The LHA Education model is transitioning to full alignment to the Common Core State Standards, which define what students should know and be able to do at each grade level. These standards guide instructional planning and delivery. LHA provides schools with a common scope and sequence upon which teachers develop unit and lesson plans. Teachers use the Understanding by Design framework, which supports the backwards planning process. Through this process, teachers design units by identifying the most important learning goals that students will meet and what type(s) of evidence will effectively demonstrate students’ mastery.

Classroom instruction includes a mix of whole-class, small group, and individual work. Teachers follow a pattern of presenting engaging mini-lessons to demonstrate new skills, creating flexible groupings in which students can practice those skills and giving students practice work that they can do independently. All work gives students numerous opportunities to demonstrate what they know and are able to do in terms of mastering specific standards.

Data to Drive Instruction

At LHA, we use a variety of assessments and data tools to inform instruction, identify areas of growth, and increase student achievement across the Network. The three main sources of data are (1) state assessments, (2) NWEA Measures of Academic Progress (MAP) for grades 2 and above and the Primary Grades Assessment (PGA) for students in Kindergarten and first grade, and (3) curricular assessments aligned to state standards.  In addition, individual schools may monitor student achievement using other assessments, including state specific diagnostics and/or Dynamic Indicators of Basic Early Literacy Skills (DIBELS), Developmental Reading Assessment (DRA), etc.  

All of these measures combine to create a rich data set that teachers and school leaders use to inform instruction as well as monitor student, grade level and school progress on an ongoing basis.
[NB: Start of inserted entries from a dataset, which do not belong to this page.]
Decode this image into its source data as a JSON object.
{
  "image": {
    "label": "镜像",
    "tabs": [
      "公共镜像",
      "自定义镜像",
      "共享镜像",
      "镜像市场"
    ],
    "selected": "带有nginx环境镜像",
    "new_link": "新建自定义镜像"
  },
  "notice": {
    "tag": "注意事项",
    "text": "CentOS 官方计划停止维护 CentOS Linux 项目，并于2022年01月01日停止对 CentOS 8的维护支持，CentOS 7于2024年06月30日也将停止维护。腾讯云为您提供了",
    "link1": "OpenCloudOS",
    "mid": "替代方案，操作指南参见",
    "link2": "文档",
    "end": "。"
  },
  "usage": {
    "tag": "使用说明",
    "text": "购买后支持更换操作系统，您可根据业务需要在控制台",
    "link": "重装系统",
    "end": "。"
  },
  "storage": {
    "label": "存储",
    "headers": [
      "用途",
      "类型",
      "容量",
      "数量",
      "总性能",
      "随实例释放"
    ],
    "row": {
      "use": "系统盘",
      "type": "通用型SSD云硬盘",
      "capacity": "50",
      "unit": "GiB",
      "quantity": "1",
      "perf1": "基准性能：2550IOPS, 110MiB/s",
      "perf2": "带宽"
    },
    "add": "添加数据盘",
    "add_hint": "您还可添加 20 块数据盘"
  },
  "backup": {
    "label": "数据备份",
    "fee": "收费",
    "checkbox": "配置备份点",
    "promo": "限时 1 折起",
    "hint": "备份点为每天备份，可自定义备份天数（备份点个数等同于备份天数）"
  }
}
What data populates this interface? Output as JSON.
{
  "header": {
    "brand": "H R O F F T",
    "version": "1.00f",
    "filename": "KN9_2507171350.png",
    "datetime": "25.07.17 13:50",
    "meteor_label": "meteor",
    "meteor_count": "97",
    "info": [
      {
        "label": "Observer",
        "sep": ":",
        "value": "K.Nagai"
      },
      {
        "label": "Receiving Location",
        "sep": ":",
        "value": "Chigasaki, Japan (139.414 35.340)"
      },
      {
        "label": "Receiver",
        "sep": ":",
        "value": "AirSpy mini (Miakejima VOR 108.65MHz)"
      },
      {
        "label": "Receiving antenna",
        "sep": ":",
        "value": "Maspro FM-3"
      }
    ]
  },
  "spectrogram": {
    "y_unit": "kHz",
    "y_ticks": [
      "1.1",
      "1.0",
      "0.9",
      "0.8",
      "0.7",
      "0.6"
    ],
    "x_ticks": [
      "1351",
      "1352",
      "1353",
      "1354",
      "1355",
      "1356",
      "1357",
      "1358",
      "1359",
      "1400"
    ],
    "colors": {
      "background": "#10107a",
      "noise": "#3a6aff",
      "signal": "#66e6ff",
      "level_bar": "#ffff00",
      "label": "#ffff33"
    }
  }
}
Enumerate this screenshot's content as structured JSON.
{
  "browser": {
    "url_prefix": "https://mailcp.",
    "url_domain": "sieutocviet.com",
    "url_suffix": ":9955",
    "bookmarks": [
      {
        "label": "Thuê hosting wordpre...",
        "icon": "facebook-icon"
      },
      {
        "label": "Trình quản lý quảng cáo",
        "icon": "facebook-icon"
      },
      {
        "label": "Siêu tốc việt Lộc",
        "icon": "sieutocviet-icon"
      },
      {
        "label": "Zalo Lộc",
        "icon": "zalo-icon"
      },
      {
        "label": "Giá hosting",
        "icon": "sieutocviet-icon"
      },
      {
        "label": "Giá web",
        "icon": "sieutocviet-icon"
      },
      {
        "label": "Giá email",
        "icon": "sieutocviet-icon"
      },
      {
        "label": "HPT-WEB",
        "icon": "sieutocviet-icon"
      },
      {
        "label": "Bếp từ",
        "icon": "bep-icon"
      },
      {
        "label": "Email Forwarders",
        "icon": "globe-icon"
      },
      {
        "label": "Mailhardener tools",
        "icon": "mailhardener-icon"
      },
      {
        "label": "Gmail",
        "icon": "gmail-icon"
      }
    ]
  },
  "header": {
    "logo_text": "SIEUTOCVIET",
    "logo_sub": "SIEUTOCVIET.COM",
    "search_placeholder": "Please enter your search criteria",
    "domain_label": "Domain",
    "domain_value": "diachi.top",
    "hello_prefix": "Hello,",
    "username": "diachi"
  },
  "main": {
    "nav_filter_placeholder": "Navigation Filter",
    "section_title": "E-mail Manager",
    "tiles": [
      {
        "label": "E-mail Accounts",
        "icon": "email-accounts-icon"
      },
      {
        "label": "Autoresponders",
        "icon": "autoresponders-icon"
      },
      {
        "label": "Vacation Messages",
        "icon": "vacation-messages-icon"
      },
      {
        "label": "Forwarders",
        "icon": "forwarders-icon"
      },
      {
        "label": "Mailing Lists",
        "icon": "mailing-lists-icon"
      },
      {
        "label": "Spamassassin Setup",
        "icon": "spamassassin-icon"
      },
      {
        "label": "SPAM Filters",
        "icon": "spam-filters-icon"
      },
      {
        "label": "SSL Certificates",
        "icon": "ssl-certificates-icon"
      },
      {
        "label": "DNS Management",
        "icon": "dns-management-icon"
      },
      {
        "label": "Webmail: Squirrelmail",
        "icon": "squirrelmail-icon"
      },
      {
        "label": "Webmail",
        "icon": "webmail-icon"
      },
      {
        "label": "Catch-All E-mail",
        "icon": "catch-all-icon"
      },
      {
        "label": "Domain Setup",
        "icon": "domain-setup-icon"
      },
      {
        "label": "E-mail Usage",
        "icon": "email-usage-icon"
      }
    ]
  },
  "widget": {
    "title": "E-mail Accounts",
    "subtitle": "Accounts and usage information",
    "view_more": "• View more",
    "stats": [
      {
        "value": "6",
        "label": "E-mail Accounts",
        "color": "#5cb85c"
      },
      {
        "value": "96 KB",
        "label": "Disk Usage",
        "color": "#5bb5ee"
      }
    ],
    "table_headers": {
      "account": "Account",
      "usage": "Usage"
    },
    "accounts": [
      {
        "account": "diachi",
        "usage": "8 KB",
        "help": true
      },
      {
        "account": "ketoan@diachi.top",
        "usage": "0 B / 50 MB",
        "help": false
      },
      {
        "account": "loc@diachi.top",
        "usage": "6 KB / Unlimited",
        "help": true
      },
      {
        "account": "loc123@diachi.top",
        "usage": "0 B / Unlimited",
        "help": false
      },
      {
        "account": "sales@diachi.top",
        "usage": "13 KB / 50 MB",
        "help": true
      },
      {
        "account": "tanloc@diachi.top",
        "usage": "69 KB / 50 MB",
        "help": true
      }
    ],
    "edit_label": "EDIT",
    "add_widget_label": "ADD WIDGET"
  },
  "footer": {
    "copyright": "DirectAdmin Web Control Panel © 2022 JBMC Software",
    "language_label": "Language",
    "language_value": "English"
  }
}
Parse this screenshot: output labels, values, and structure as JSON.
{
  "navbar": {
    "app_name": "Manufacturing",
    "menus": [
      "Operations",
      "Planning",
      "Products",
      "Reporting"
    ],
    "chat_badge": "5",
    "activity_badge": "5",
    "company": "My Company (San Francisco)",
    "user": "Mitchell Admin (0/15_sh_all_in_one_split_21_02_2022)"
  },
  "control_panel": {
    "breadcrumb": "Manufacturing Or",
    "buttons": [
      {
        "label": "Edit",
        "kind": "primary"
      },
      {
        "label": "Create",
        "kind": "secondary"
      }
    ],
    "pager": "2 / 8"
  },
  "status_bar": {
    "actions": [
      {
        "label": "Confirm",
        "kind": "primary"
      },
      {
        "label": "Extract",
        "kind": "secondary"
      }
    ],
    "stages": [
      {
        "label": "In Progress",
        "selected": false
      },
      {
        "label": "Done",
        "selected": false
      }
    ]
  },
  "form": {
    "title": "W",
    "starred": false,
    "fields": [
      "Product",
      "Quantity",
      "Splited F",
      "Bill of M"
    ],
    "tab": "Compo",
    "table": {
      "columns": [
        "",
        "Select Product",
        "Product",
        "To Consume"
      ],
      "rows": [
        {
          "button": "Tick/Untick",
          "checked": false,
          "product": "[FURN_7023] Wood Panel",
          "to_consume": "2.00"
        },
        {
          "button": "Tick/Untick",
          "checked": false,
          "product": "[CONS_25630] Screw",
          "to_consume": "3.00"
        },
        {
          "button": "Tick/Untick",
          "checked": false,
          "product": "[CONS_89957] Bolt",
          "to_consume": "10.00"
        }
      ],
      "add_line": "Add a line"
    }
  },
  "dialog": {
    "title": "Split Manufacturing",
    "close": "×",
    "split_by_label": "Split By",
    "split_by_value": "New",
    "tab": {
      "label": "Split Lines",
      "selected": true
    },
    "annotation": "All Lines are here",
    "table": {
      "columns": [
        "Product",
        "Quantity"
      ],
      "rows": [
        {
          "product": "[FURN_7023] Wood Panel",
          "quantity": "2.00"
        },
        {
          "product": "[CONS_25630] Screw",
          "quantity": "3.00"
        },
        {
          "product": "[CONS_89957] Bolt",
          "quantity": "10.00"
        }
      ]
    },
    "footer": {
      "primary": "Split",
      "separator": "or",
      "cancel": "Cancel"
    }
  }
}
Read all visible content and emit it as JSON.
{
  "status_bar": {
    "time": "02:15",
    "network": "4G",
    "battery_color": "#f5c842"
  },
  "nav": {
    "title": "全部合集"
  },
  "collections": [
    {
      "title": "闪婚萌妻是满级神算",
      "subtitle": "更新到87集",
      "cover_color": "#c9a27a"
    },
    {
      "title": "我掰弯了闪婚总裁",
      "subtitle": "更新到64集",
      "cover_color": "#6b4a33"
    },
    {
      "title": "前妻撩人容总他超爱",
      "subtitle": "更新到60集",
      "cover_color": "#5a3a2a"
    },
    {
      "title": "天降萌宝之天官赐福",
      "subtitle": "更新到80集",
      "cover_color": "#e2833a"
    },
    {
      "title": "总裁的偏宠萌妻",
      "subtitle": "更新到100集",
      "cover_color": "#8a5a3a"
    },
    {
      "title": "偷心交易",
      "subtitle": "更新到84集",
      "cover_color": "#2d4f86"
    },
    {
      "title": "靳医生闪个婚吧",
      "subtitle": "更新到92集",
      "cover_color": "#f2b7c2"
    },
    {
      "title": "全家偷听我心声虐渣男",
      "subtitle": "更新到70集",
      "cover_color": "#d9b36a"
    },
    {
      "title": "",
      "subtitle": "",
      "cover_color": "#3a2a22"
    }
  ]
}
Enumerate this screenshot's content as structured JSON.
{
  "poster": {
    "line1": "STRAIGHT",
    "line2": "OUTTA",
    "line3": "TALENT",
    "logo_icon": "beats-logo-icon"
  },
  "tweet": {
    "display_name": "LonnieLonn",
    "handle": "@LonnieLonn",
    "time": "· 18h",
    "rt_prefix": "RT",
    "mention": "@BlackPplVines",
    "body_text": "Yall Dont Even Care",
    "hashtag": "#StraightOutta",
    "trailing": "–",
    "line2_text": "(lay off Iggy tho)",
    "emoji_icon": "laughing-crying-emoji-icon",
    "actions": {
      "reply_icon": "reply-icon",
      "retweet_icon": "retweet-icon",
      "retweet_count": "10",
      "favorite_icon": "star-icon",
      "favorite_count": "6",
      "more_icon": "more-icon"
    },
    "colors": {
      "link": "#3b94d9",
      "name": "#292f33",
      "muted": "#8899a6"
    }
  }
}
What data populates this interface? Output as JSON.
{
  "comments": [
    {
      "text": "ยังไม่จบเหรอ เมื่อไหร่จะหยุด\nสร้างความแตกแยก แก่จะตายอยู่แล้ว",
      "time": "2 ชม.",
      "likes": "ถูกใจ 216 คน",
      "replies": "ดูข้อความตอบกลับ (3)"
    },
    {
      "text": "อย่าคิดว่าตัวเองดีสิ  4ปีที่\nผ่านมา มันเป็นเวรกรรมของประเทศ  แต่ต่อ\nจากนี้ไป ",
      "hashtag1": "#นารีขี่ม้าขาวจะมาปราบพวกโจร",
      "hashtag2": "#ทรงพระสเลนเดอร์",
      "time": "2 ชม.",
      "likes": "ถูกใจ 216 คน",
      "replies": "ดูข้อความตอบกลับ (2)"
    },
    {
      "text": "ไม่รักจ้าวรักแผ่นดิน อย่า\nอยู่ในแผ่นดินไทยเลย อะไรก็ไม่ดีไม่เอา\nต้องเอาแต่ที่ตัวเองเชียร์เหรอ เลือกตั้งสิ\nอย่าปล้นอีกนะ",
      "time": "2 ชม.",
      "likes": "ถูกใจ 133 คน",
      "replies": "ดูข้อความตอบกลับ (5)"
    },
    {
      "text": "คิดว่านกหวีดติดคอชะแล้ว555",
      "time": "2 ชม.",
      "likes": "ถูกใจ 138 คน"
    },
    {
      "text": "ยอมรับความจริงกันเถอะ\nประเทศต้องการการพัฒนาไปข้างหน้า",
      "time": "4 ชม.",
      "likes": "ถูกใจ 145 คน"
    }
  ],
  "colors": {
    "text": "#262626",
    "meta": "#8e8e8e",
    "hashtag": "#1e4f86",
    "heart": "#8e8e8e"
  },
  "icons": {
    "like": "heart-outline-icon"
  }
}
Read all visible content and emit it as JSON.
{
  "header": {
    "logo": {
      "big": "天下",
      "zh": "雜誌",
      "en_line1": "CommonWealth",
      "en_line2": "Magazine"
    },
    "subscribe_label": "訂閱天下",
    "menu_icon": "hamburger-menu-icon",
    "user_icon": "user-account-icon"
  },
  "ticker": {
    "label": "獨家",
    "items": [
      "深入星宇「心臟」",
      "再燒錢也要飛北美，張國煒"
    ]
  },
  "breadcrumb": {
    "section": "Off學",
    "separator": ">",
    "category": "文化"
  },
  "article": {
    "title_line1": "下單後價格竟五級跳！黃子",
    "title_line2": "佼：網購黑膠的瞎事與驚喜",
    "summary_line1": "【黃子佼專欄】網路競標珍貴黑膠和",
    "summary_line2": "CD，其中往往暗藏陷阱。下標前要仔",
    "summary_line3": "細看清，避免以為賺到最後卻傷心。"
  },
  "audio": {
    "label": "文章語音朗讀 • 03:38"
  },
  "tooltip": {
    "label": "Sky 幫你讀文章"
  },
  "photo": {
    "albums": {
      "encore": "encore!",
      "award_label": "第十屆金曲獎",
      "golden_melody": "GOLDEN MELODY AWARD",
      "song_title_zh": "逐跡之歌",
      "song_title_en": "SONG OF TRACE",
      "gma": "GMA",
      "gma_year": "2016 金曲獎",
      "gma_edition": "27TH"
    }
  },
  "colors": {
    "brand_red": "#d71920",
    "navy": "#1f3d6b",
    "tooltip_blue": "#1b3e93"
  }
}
The ongoing collection and analysis of data guides teachers’ planning of instruction and ensures that teachers plan instruction to meet students’ individual needs.

More Time on Instruction

To ensure that all students master the work necessary to prepare them for college, LHA provides more time on task.  This means a longer school year (190 instructional days) and a longer school day (8 hours).   Instruction begins promptly at 8:00 A.M. and students work diligently throughout the day until bus dismissal at 4:00 P.M.  We believe this is urgent work and that every second counts, therefore we push the limits and ensure students have learning opportunities through the last possible minute of the day.